Introduction
Before directly diving into the topic of Iterative Inorder Traversal of Binary tree, let’s cover the basics and have a quick recap, and see what a tree and its type and about preorder traversal. Because then only we will understand the algorithm and intuition behind Inorder Traversal without recursion.
A tree can be defined as a type of data structure that is formed by a collection of nodes. These nodes represent the value and are interconnected via edges.
Following are the defining properties of a tree:
1. The one node from which the entire tree originates is called the root node.
2. Every node can have only 1 parent and multiple children.
3. Root node does not have a parent node.
4. Each node is connected to its child node and vice versa via edge.
Trees can be of the following types:

General Tree: General tree is a type of tree in which there are no restrictions as so to the number of children a node can have
Example: Family tree, Folder Structure, etc. 
Binary Tree: A tree in which every node is allowed to have at most two children. Namely a left node and a right node. Binary trees are further divided into many types based on their application.
Full Binary Tree: A tree that has either zero or two children.
Perfect Binary tree: A tree in which all the interior nodes have two children and all the leaves have the same depth.  Balanced Tree: When the height of the left subtree and the right subtree at any node differ by at most one, then that tree can be called a balanced tree.
 Binary Search Tree: A simple binary tree that also contains binary search properties is turned into a binary search tree. Binary search property means that the value of all the nodes in the left subtree should be less than the root node and the values of all nodes in the right subtree is greater than the root node. Further, the left and right subtree must also be a binary search tree. Binary search tree variants are AVL tree, BTree, Redblack tree, etc.
What is Inorder Traversal of a Binary Tree?
The left subtree comes first, followed by the root node, and then the right subtree. Symmetric traversal is another name for inorder traversal. The inorder algorithm is also known as the LNR traversal algorithm (LeftNodeRight). An inorder traversal algorithm is usually used to display the elements of a binary search tree.
Let us look at an example to understand this:
 Traverse to the left subtree
 Traverse to the root

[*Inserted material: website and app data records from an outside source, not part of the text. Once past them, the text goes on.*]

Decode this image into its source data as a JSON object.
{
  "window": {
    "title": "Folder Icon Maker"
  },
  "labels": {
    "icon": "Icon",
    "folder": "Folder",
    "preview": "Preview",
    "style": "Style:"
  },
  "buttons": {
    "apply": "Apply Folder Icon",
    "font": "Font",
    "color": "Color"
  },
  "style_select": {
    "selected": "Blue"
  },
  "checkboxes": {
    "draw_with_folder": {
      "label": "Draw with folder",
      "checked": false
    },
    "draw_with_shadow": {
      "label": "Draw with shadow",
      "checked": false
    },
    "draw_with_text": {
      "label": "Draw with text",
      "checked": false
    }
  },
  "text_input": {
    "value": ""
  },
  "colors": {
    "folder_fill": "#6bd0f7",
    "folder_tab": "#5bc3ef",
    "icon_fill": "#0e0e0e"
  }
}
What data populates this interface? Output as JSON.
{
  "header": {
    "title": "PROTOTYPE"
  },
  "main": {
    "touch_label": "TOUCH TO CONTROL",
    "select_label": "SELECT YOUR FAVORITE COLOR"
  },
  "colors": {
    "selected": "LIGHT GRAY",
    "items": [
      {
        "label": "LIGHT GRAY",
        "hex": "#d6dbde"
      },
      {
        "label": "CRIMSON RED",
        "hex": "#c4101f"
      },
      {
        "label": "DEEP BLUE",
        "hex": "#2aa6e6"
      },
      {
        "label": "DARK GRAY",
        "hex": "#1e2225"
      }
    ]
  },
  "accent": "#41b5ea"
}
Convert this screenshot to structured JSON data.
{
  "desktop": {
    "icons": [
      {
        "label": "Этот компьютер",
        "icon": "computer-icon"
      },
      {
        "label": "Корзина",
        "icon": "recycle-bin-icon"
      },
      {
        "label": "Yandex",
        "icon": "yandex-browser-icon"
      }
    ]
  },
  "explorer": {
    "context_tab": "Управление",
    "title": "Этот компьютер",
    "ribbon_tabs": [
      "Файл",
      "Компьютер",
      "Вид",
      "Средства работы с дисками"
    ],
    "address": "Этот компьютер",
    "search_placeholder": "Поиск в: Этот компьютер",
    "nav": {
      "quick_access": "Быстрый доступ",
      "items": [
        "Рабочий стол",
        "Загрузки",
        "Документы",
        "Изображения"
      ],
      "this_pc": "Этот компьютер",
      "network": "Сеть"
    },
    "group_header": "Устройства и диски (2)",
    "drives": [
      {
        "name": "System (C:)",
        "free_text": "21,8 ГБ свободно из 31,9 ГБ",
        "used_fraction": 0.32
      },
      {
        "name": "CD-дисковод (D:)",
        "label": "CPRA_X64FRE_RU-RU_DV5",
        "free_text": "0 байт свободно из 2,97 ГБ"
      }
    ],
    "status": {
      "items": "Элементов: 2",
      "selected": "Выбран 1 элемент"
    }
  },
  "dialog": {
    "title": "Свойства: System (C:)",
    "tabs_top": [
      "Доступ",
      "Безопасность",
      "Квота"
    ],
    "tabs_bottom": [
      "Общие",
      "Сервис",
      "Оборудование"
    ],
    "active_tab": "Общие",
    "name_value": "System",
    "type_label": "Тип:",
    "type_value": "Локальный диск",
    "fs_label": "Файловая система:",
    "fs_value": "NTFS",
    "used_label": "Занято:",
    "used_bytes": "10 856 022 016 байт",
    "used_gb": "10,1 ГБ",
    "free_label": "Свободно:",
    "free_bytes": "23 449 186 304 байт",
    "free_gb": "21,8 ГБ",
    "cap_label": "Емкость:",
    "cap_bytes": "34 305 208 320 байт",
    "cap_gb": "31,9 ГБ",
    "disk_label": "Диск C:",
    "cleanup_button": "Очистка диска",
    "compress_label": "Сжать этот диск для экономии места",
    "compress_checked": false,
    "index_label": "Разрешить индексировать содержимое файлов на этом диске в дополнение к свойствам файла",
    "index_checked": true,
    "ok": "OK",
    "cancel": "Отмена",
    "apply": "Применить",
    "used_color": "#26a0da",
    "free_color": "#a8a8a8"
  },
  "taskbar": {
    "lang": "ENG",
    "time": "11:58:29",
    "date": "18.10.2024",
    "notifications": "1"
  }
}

 Traverse to the right subtree.
Source: Inorder
Recommended: Try the Problem yourself before moving on to the solution
Algorithm for Inorder traversal without Recursion
STEP 1. Let's create an empty stack and call it "S".
STEP 2. Now we shall initialize the current node as the root node.
Step 3. Keep pushing the current node to “S” and set current = current>left until the current becomes NULL
STEP 4. If the current node is null and the stack is not empty then:
a) Pop the top item from the stack.
b) Print the popped item, set current = poppedItem>right
c) Go to step 3.
STEP 5. If there is a NULL value in the current and the stack is empty(no more nodes to explore) then we stop.
Code for Iterative Inorder Traversal in JAVA
// inorder traversal without recursion of binary tree
import java.util.Stack;
public class Main
{
public static void main(String[] args) throws Exception
{
// construct binary tree
TreeToProcess bt = TreeToProcess.create();
// traversing the binary tree
System.out.println("The nodes for binary tree in their Inorder:");
bt.ProcessinOrderWithoutRecursion();
}
}
class TreeToProcess
{
static class TreeNode
{
String data; TreeNode left, right;
TreeNode(String value)
{
this.data = value;
left = right = null;
}
boolean isLeaf()
{
return left == null ? right == null : false;
}
}
TreeNode root;
// root of the binary tree
public void ProcessinOrderWithoutRecursion()
{
Stack<TreeNode> nodes = new Stack<>();
TreeNode current = root;
while (!nodes.isEmpty()  current != null)
{
if (current != null)
{
nodes.push(current); current = current.left;
}
else
{
TreeNode node = nodes.pop();
System.out.printf("%s ", node.data); current = node.right;
}
}
}
// Defining the tree "t" to test the same
public static TreeToProcess create()
{
TreeToProcess t = new TreeToProcess();
// 4
// / \
// 2 0
// / \ \
// 1 3 6
// / / \
// 5 7 8
TreeNode root = new TreeNode("4");
t.root = root;
t.root.left = new TreeNode("2");
t.root.left.left = new TreeNode("1");
t.root.left.left.left = new TreeNode("5");
t.root.left.right = new TreeNode("3");
t.root.right = new TreeNode("0");
t.root.right.right = new TreeNode("6");
t.root.right.right.left = new TreeNode("7");
t.root.right.right.right = new TreeNode("8");
return t;
}
}
Output:
The nodes for binary tree in their Inorder:
5 1 2 3 4 0 7 6 8 .
Complexity Analysis
Time Complexity: O(n), where n is the total number of nodes in a tree as we are traversing the whole binary tree.
Space Complexity: O(h), where h is the height of the tree due to the space consumed in maintaining the stack. The height of the tree can be n for skewed binary trees, where n is the number of nodes in the binary tree.
You can watch this video for proper conceptual knowledge along with preorder traversal and postorder traversal of a BST.